“But after a lot of serious thought and consideration, as well as many heartfelt prayers, (his wife) Janée and I have concluded that now is simply not the right time to launch a statewide campaign.”
According to Bonner, he can best serve south Alabama and the entire state by continuing to represent Alabama's First District in Congress.
"To that end, I fully intend to seek reelection to Congress in the 2010 election cycle," Bonner continued.
“Our country is facing some serious economic challenges, we are still fighting on two battlefields in the ‘war on terror’ and southwest Alabama has not been immune from either of these two facts.”
“Working closely with Gov. (Bob) Riley over the past six years, we have brought many historic economic development opportunities to southwest Alabama. But the national – and global – economic stress has had a significant impact on many families who live in Alabama’s First Congressional District, and I believe I can best focus my attention on fulfilling the promise of some of these projects if I am not dividing my time between being a full-time congressman and traveling through all 67 counties as a candidate for governor.”
Bonner recently claimed a coveted spot on the House Appropriations Committee, an assignment given his relative youth and the history of the district suggesting Bonner's future in Congress held much power and influence.

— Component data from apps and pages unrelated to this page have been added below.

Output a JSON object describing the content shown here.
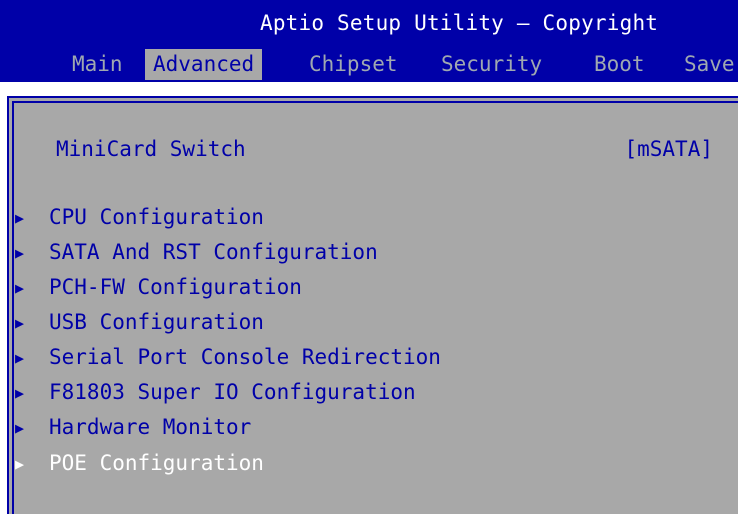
{
  "header": {
    "title": "Aptio Setup Utility – Copyright",
    "tabs": [
      "Main",
      "Advanced",
      "Chipset",
      "Security",
      "Boot",
      "Save"
    ]
  },
  "panel": {
    "setting": {
      "label": "MiniCard Switch",
      "value": "[mSATA]"
    },
    "arrow_glyph": "▶",
    "items": [
      "CPU Configuration",
      "SATA And RST Configuration",
      "PCH-FW Configuration",
      "USB Configuration",
      "Serial Port Console Redirection",
      "F81803 Super IO Configuration",
      "Hardware Monitor",
      "POE Configuration"
    ]
  },
  "colors": {
    "header_bg": "#0000a8",
    "panel_bg": "#a8a8a8",
    "text": "#0000a8",
    "highlight_text": "#ffffff"
  }
}
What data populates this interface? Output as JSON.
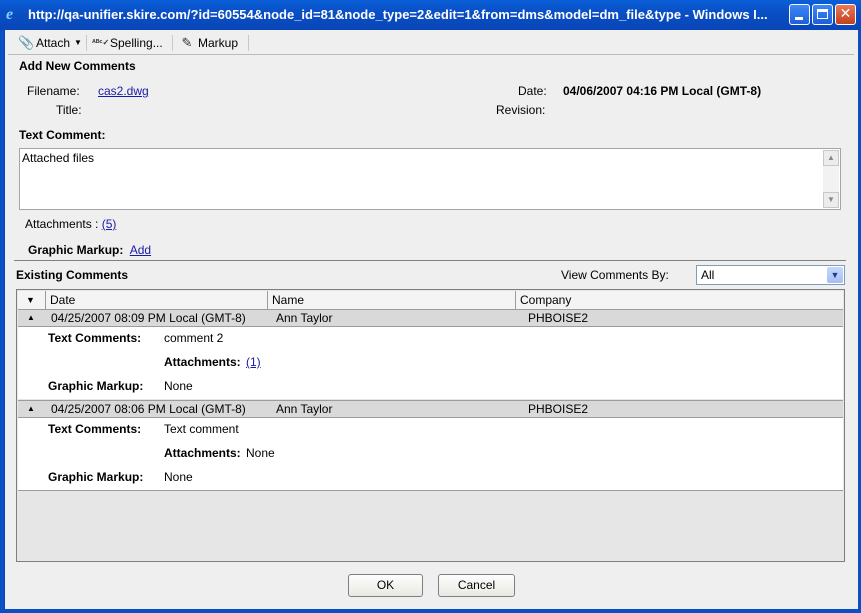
{
  "window": {
    "title": "http://qa-unifier.skire.com/?id=60554&node_id=81&node_type=2&edit=1&from=dms&model=dm_file&type - Windows I...",
    "icon": "ie-icon"
  },
  "toolbar": {
    "attach_label": "Attach",
    "spelling_label": "Spelling...",
    "markup_label": "Markup"
  },
  "form": {
    "heading": "Add New Comments",
    "filename_label": "Filename:",
    "filename_value": "cas2.dwg",
    "title_label": "Title:",
    "date_label": "Date:",
    "date_value": "04/06/2007 04:16 PM Local (GMT-8)",
    "revision_label": "Revision:",
    "text_comment_label": "Text Comment:",
    "text_comment_value": "Attached files",
    "attachments_label": "Attachments : ",
    "attachments_value": "(5)",
    "graphic_markup_label": "Graphic Markup:",
    "graphic_markup_add": "Add"
  },
  "existing": {
    "heading": "Existing Comments",
    "view_by_label": "View Comments By:",
    "view_by_value": "All",
    "columns": [
      "Date",
      "Name",
      "Company"
    ],
    "comments": [
      {
        "date": "04/25/2007 08:09 PM Local (GMT-8)",
        "name": "Ann  Taylor",
        "company": "PHBOISE2",
        "text_label": "Text Comments:",
        "text": "comment 2",
        "attachments_label": "Attachments:",
        "attachments": "(1)",
        "markup_label": "Graphic Markup:",
        "markup": "None"
      },
      {
        "date": "04/25/2007 08:06 PM Local (GMT-8)",
        "name": "Ann  Taylor",
        "company": "PHBOISE2",
        "text_label": "Text Comments:",
        "text": "Text comment",
        "attachments_label": "Attachments:",
        "attachments": "None",
        "markup_label": "Graphic Markup:",
        "markup": "None"
      }
    ]
  },
  "buttons": {
    "ok": "OK",
    "cancel": "Cancel"
  }
}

“Tomorrow I will join a small delegation from Congress who will be traveling internationally to focus on our national security interests abroad," Bonner added. "Thousands of families from all across Alabama continue to share in the sacrifice of protecting our great country during these dangerous times. I am looking forward to not only getting a first-hand update on the progress being made, but I am excited, once again, about offering our genuine thanks to these brave, unselfish men and women who put their lives on the line for us every day.”
The rigors of a statewide campaign on his family -- the Bonners have two children, a 13-year-old daughter, Lee, and an almost 11-year-old son, Robins -- was an unfair burden to ask, according to Bonner.

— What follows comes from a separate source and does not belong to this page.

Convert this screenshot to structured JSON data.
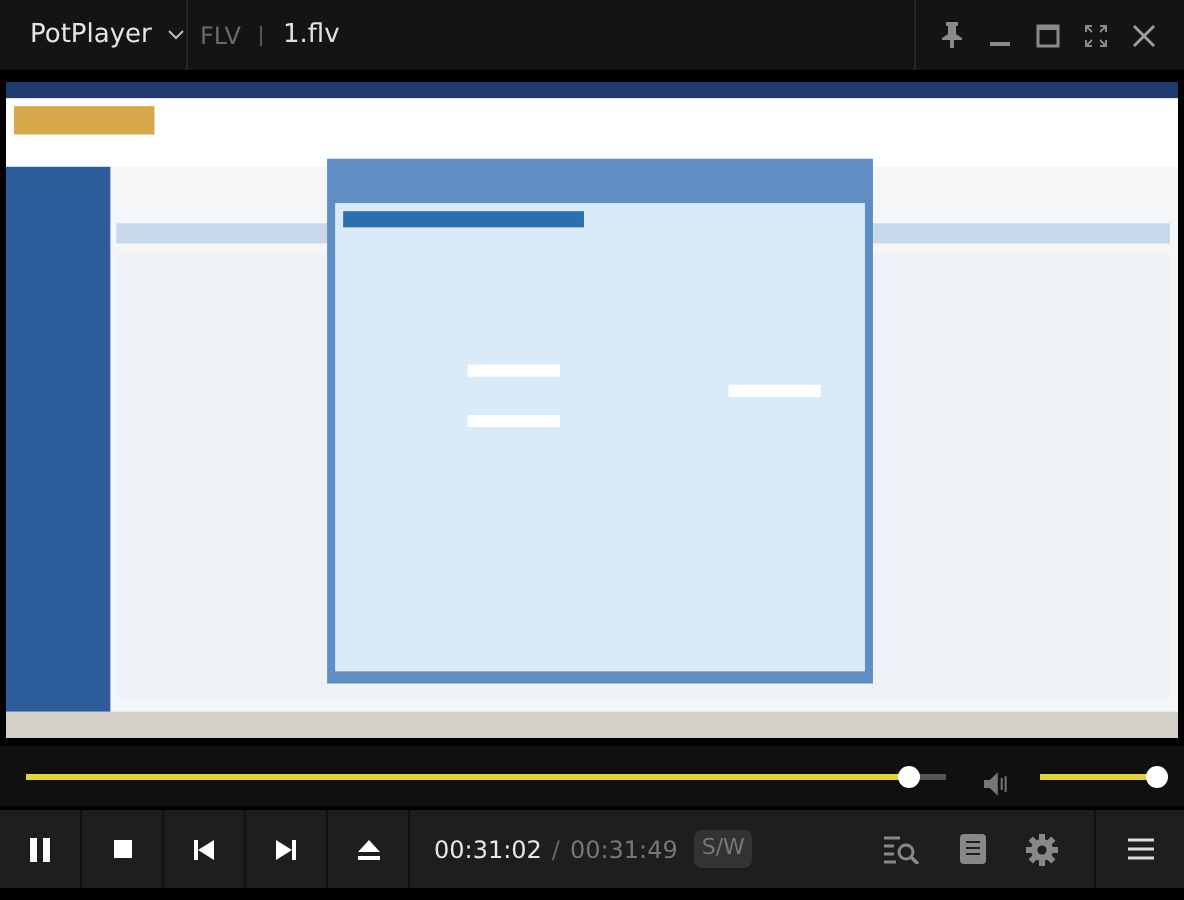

Bonner's statement concluded:
“In closing, allow me to offer my deepest gratitude to the hundreds, perhaps even thousands, of people who have called, written and otherwise encouraged me to consider this race. Neither Congress – as an institution – nor politics – as a chosen profession – are highly regarded by most people these days. And yet, over the past several months, I cannot begin to describe the truly humbling feeling that has come when people from all walks of life and from all areas of our great state, have encouraged me to run for governor.”

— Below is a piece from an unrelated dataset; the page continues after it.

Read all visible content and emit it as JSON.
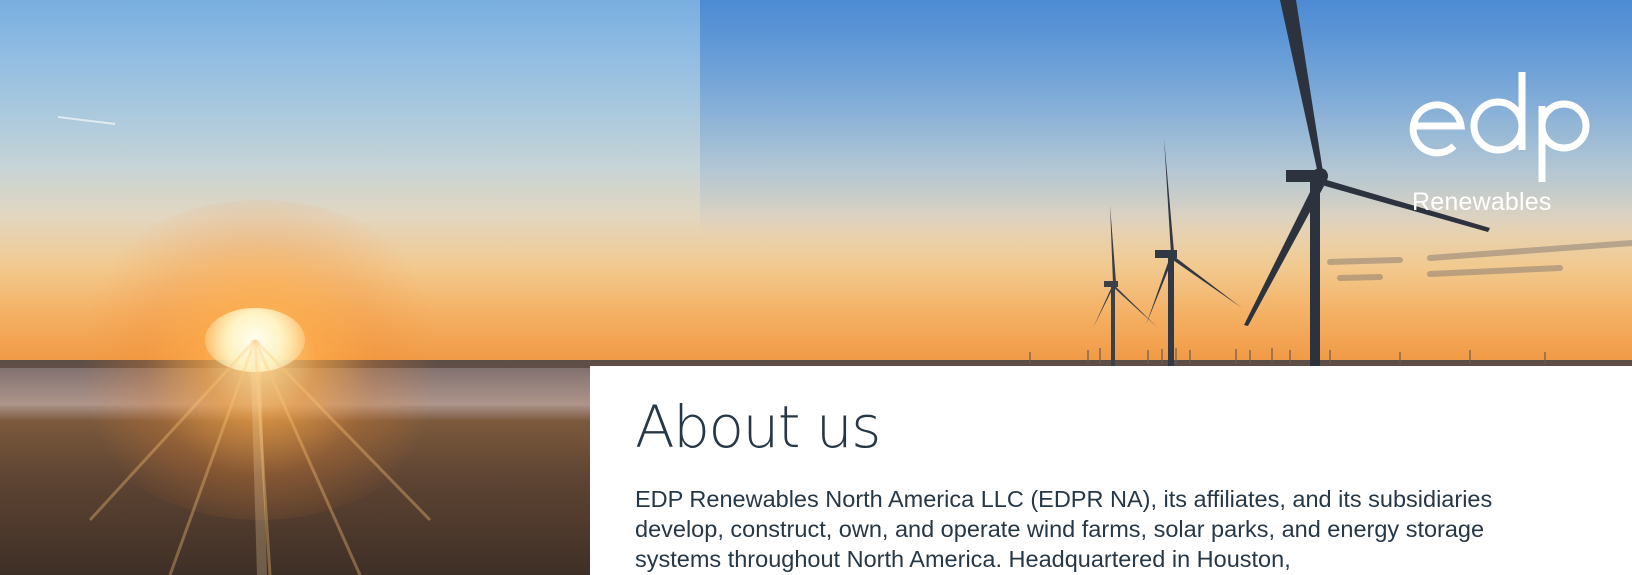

“It goes without saying but it is absolutely vital to Alabama’s future that we elect someone next year who will build on the successful foundation that has been laid by Gov. Bob Riley. Without exception, Bob has been the best governor in our state’s history. He and Patsy represent us with class, with integrity and with determination that our state is finally on a new path toward greatness. Over the next few months, I hope we can all rally around the person who is best able to continue the Riley agenda and extend the Riley legacy.”
Greenville businessman Tim James is the only announced candidate. A Republican, he is the son of former Gov. Fob James. Other Republicans said to be considering a run include state Treasurer Kay Ivey, junior college Chancellor Bradley Byrne and Troy University President Jack Hawkins. Talk of the possible Democratic field is largely concentrated on U.S. Rep. Artur Davis, who has all but officially announced, Lt. Gov. Jim Folsom Jr. and state Agriculture Commissioner Ron Sparks.